- loss of tissue
- dysphagia can lead lead to weight loss from impaired ability to eat
- dysarthria: which may limit ability work and communicate
- decreased taste
- decreased tongue sensation
Treatment is predominantly supportive. High dose steroids are often used. Antibiotics may be needed if infection develops. Even then, scarring and loss of tissue is common.
Prevention is therefore key.
- Careful attention to tube positioning
- Don’t let the tube cross the back of the tongue
- Careful attention to oral airway positioning/size
- Avoid overinflation of LMAs
- Avoid pressure over the tongue when prone
- Avoid hard oral airways when patient prone: It’s too easy for the oral airway tip to dig into the back of the tongue. You can always place one once the patient is supine again prior to extubation.
- Use soft bite blocks when the patient is prone
- Be careful with positioning soft bite blocks: check what they do to ETT positioning
- Be mindful of risk factors (e.g. shock, preexisting disease)
- Be mindful of fluid replacement when head dependent or when patient prone

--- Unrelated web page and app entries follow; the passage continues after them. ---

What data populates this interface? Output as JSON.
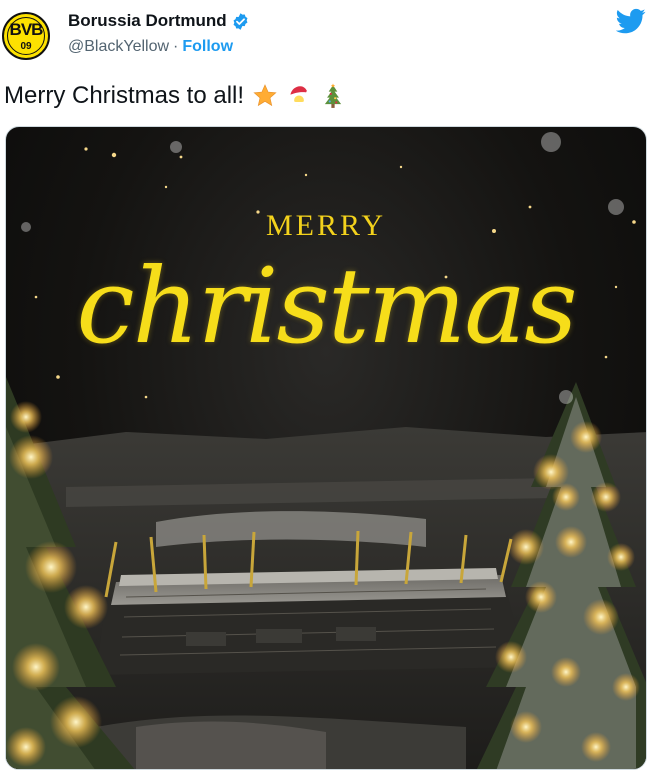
{
  "account": {
    "display_name": "Borussia Dortmund",
    "handle": "@BlackYellow",
    "separator": "·",
    "follow_label": "Follow",
    "avatar_letters": "BVB",
    "avatar_sub": "09",
    "brand_color": "#FDE100"
  },
  "icons": {
    "verified": "verified-badge-icon",
    "platform": "twitter-bird-icon"
  },
  "tweet": {
    "text": "Merry Christmas to all!",
    "emojis": [
      "star",
      "santa",
      "christmas-tree"
    ]
  },
  "media": {
    "headline_small": "MERRY",
    "headline_script": "christmas",
    "text_color": "#F6DD1A"
  }
}
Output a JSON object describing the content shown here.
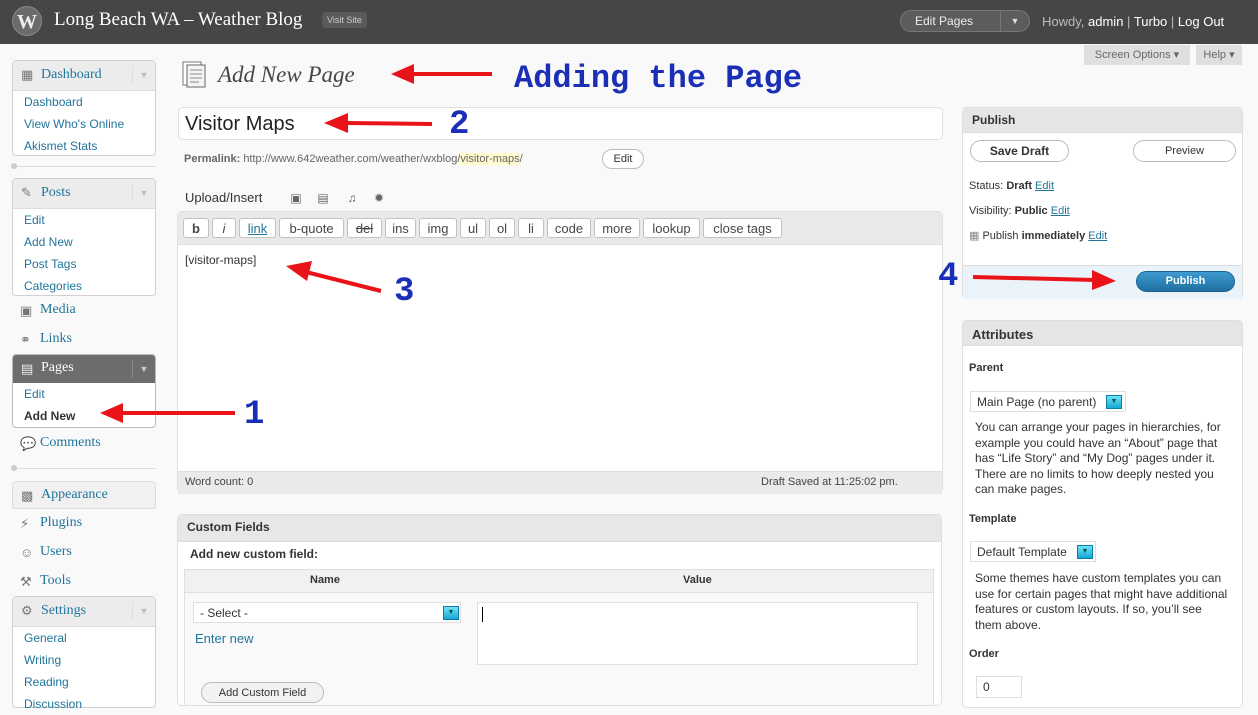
{
  "header": {
    "logo": "W",
    "site_title": "Long Beach WA – Weather Blog",
    "visit_site": "Visit Site",
    "favorite_action": "Edit Pages",
    "howdy": "Howdy,",
    "user": "admin",
    "links": [
      "Turbo",
      "Log Out"
    ]
  },
  "tabs": {
    "screen_options": "Screen Options ▾",
    "help": "Help ▾"
  },
  "sidebar": {
    "dashboard": {
      "label": "Dashboard",
      "items": [
        "Dashboard",
        "View Who's Online",
        "Akismet Stats"
      ]
    },
    "posts": {
      "label": "Posts",
      "items": [
        "Edit",
        "Add New",
        "Post Tags",
        "Categories"
      ]
    },
    "media": "Media",
    "links": "Links",
    "pages": {
      "label": "Pages",
      "items": [
        "Edit",
        "Add New"
      ]
    },
    "comments": "Comments",
    "appearance": "Appearance",
    "plugins": "Plugins",
    "users": "Users",
    "tools": "Tools",
    "settings": {
      "label": "Settings",
      "items": [
        "General",
        "Writing",
        "Reading",
        "Discussion"
      ]
    }
  },
  "main": {
    "heading": "Add New Page",
    "title_value": "Visitor Maps",
    "permalink_label": "Permalink:",
    "permalink_url": "http://www.642weather.com/weather/wxblog/",
    "permalink_slug": "visitor-maps",
    "permalink_trail": "/",
    "permalink_edit": "Edit",
    "upload_insert": "Upload/Insert",
    "toolbar": [
      "b",
      "i",
      "link",
      "b-quote",
      "del",
      "ins",
      "img",
      "ul",
      "ol",
      "li",
      "code",
      "more",
      "lookup",
      "close tags"
    ],
    "content": "[visitor-maps]",
    "word_count": "Word count: 0",
    "draft_saved": "Draft Saved at 11:25:02 pm."
  },
  "custom_fields": {
    "title": "Custom Fields",
    "add_new_label": "Add new custom field:",
    "name_header": "Name",
    "value_header": "Value",
    "select_label": "- Select -",
    "enter_new": "Enter new",
    "add_button": "Add Custom Field"
  },
  "publish": {
    "title": "Publish",
    "save_draft": "Save Draft",
    "preview": "Preview",
    "status_label": "Status:",
    "status_value": "Draft",
    "visibility_label": "Visibility:",
    "visibility_value": "Public",
    "publish_label": "Publish",
    "publish_value": "immediately",
    "edit": "Edit",
    "publish_button": "Publish"
  },
  "attributes": {
    "title": "Attributes",
    "parent_label": "Parent",
    "parent_value": "Main Page (no parent)",
    "parent_help": "You can arrange your pages in hierarchies, for example you could have an “About” page that has “Life Story” and “My Dog” pages under it. There are no limits to how deeply nested you can make pages.",
    "template_label": "Template",
    "template_value": "Default Template",
    "template_help": "Some themes have custom templates you can use for certain pages that might have additional features or custom layouts. If so, you’ll see them above.",
    "order_label": "Order",
    "order_value": "0"
  },
  "annotations": {
    "adding": "Adding the Page",
    "n1": "1",
    "n2": "2",
    "n3": "3",
    "n4": "4",
    "arrow_color": "#e8141a",
    "text_color": "#1a2fb5"
  }
}
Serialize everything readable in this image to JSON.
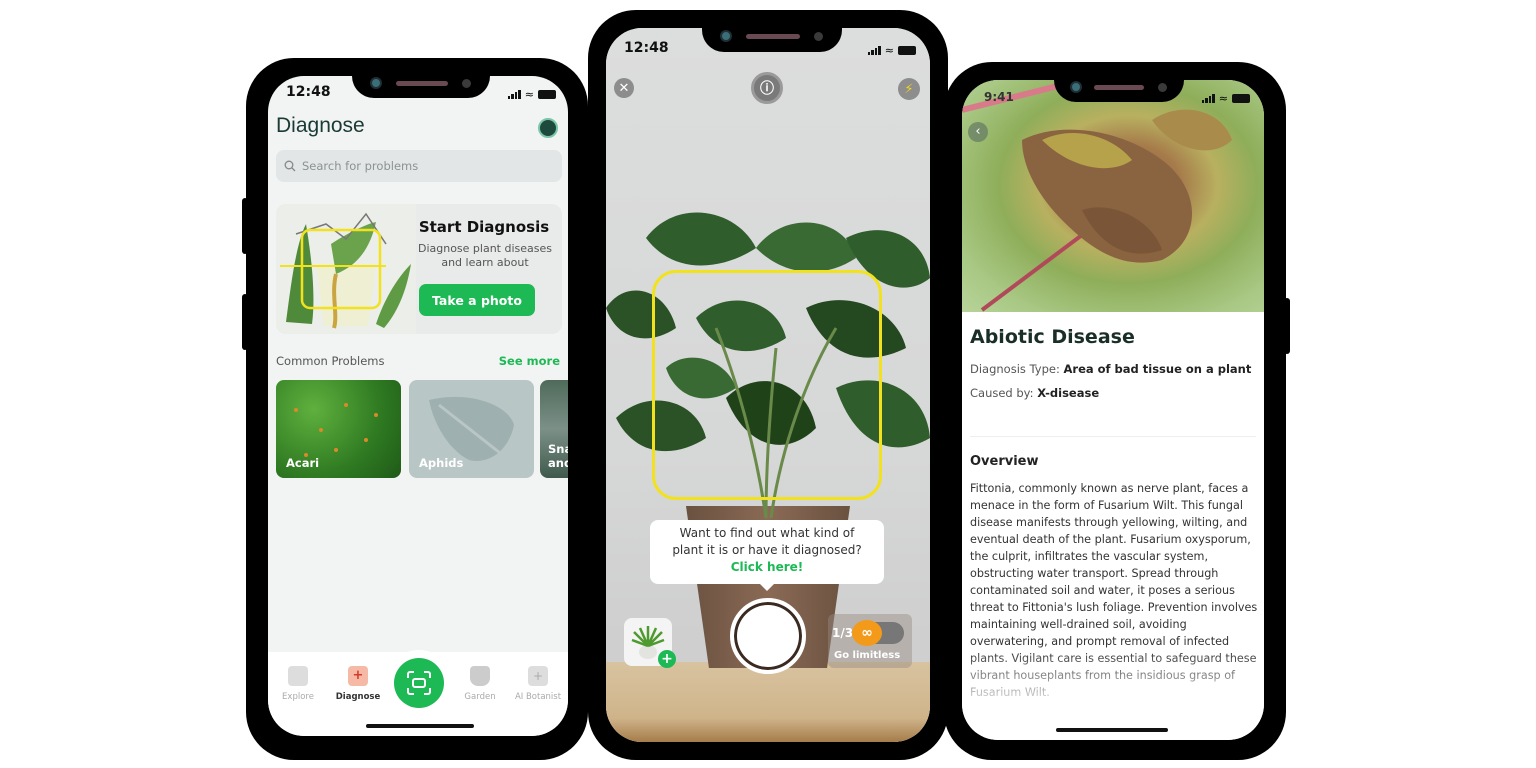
{
  "phone_diagnose": {
    "status_time": "12:48",
    "title": "Diagnose",
    "search_placeholder": "Search for problems",
    "start_card": {
      "title": "Start Diagnosis",
      "subtitle_line1": "Diagnose plant diseases",
      "subtitle_line2": "and learn about",
      "button": "Take a photo"
    },
    "common_problems": {
      "heading": "Common Problems",
      "see_more": "See more",
      "items": [
        {
          "label": "Acari"
        },
        {
          "label": "Aphids"
        },
        {
          "label": "Sna… and"
        }
      ]
    },
    "tabs": [
      {
        "label": "Explore",
        "icon": "explore-icon"
      },
      {
        "label": "Diagnose",
        "icon": "diagnose-shield-icon",
        "active": true
      },
      {
        "label": "",
        "icon": "scan-icon"
      },
      {
        "label": "Garden",
        "icon": "garden-pot-icon"
      },
      {
        "label": "AI Botanist",
        "icon": "ai-botanist-icon"
      }
    ],
    "accent_color": "#1db954"
  },
  "phone_camera": {
    "status_time": "12:48",
    "tooltip": {
      "line1": "Want to find out what kind of",
      "line2": "plant it is or have it diagnosed?",
      "link": "Click here!"
    },
    "scan_count": "1/3",
    "go_limitless": "Go limitless",
    "frame_color": "#f2e21e",
    "limitless_color": "#f39a1b"
  },
  "phone_detail": {
    "status_time": "9:41",
    "title": "Abiotic Disease",
    "diagnosis_type_label": "Diagnosis Type:",
    "diagnosis_type_value": "Area of bad tissue on a plant",
    "caused_by_label": "Caused by:",
    "caused_by_value": "X-disease",
    "overview_heading": "Overview",
    "overview_text": "Fittonia, commonly known as nerve plant, faces a menace in the form of Fusarium Wilt. This fungal disease manifests through yellowing, wilting, and eventual death of the plant. Fusarium oxysporum, the culprit, infiltrates the vascular system, obstructing water transport. Spread through contaminated soil and water, it poses a serious threat to Fittonia's lush foliage. Prevention involves maintaining well-drained soil, avoiding overwatering, and prompt removal of infected plants. Vigilant care is essential to safeguard these vibrant houseplants from the insidious grasp of Fusarium Wilt."
  }
}
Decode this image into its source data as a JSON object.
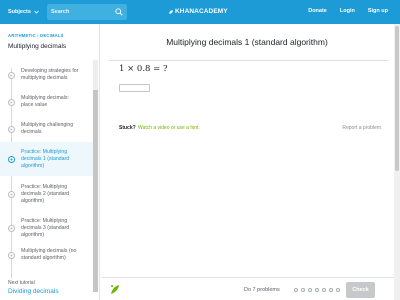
{
  "header": {
    "subjects": "Subjects",
    "search_placeholder": "Search",
    "logo": "KHANACADEMY",
    "nav": [
      "Donate",
      "Login",
      "Sign up"
    ]
  },
  "sidebar": {
    "breadcrumb": "ARITHMETIC › DECIMALS",
    "tutorial_title": "Multiplying decimals",
    "items": [
      {
        "label": "Developing strategies for multiplying decimals",
        "icon": "play-icon"
      },
      {
        "label": "Multiplying decimals: place value",
        "icon": "play-icon"
      },
      {
        "label": "Multiplying challenging decimals",
        "icon": "play-icon"
      },
      {
        "label": "Practice: Multiplying decimals 1 (standard algorithm)",
        "icon": "exercise-icon"
      },
      {
        "label": "Practice: Multiplying decimals 2 (standard algorithm)",
        "icon": "exercise-icon"
      },
      {
        "label": "Practice: Multiplying decimals 3 (standard algorithm)",
        "icon": "exercise-icon"
      },
      {
        "label": "Multiplying decimals (no standard algorithm)",
        "icon": "exercise-icon"
      }
    ],
    "next_label": "Next tutorial",
    "next_link": "Dividing decimals"
  },
  "main": {
    "title": "Multiplying decimals 1 (standard algorithm)",
    "problem": "1 × 0.8 = ?",
    "answer_value": "",
    "stuck": "Stuck?",
    "hint_link": "Watch a video or use a hint.",
    "report": "Report a problem"
  },
  "footer": {
    "do_n": "Do 7 problems",
    "progress_total": 7,
    "progress_done": 0,
    "check": "Check"
  },
  "colors": {
    "brand": "#1c9bd6",
    "hint": "#71b307",
    "check_disabled": "#c6c8cc"
  }
}
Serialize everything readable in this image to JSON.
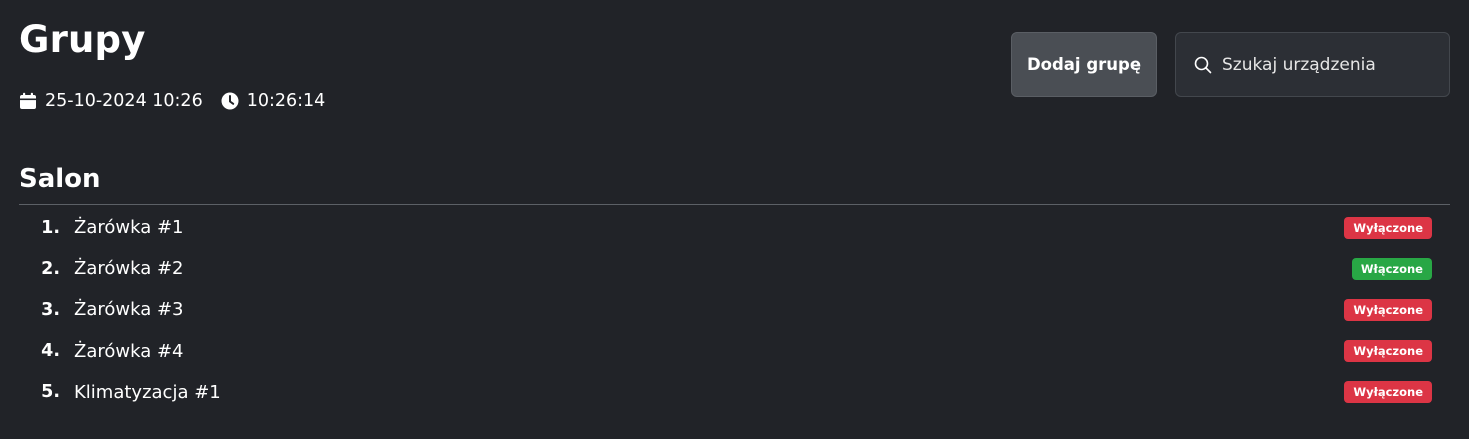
{
  "header": {
    "title": "Grupy",
    "date": "25-10-2024 10:26",
    "time": "10:26:14",
    "date_icon": "calendar-icon",
    "time_icon": "clock-icon"
  },
  "toolbar": {
    "add_group_label": "Dodaj grupę",
    "search_placeholder": "Szukaj urządzenia",
    "search_value": "",
    "search_icon": "search-icon"
  },
  "group": {
    "name": "Salon",
    "devices": [
      {
        "number": "1.",
        "name": "Żarówka #1",
        "status": "Wyłączone",
        "state": "off"
      },
      {
        "number": "2.",
        "name": "Żarówka #2",
        "status": "Włączone",
        "state": "on"
      },
      {
        "number": "3.",
        "name": "Żarówka #3",
        "status": "Wyłączone",
        "state": "off"
      },
      {
        "number": "4.",
        "name": "Żarówka #4",
        "status": "Wyłączone",
        "state": "off"
      },
      {
        "number": "5.",
        "name": "Klimatyzacja #1",
        "status": "Wyłączone",
        "state": "off"
      }
    ]
  },
  "colors": {
    "background": "#212328",
    "status_off": "#dc3545",
    "status_on": "#28a745",
    "button_bg": "#4a4e54"
  }
}
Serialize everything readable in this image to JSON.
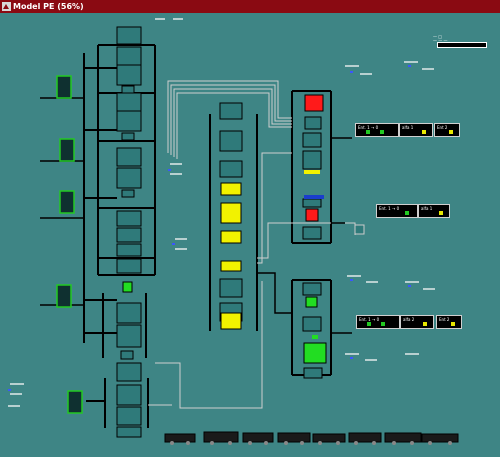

Tongue necrosis from compression by an endotracheal tube or oral airway is rare, but devastating when it occurs. It is within our power to minimize the risks.
May the Force Be With You
Christine Whitten MD
- Roman BR, Immerman SB, Morris LGT, Ischemic Necrosis of the Tongue in Patients With Cardiogenic Shock. Laryngoscope. 2010 July; 120(7): 1345–1349.
- Miura Y; Mimatsu K; Iwata H. Massive Tongue Swelling as a Complication After Spinal Surgery. J Spinal Disord. Vol 9. No. 4 1996
- Kuhn MA1, Zeitler DM, Myssiorek DJ. Tongue necrosis: a rare complication of oral intubation. Laryngoscope. 2010;120 Suppl 4:S159.
- Nimjee S, Wright D. Tongue swelling and necrosis after brain tumor surgery. Asian J Neurosurg. 2012 Oct-Dec; 7(4): 214–216.
- Lee P. Unilateral Tongue Swelling From Use Of The Laryngeal Mask Airway With The Guedel Airway As A Bite Guard. The Internet Journal of Anesthesiology. 2001 Volume 5 Number 4.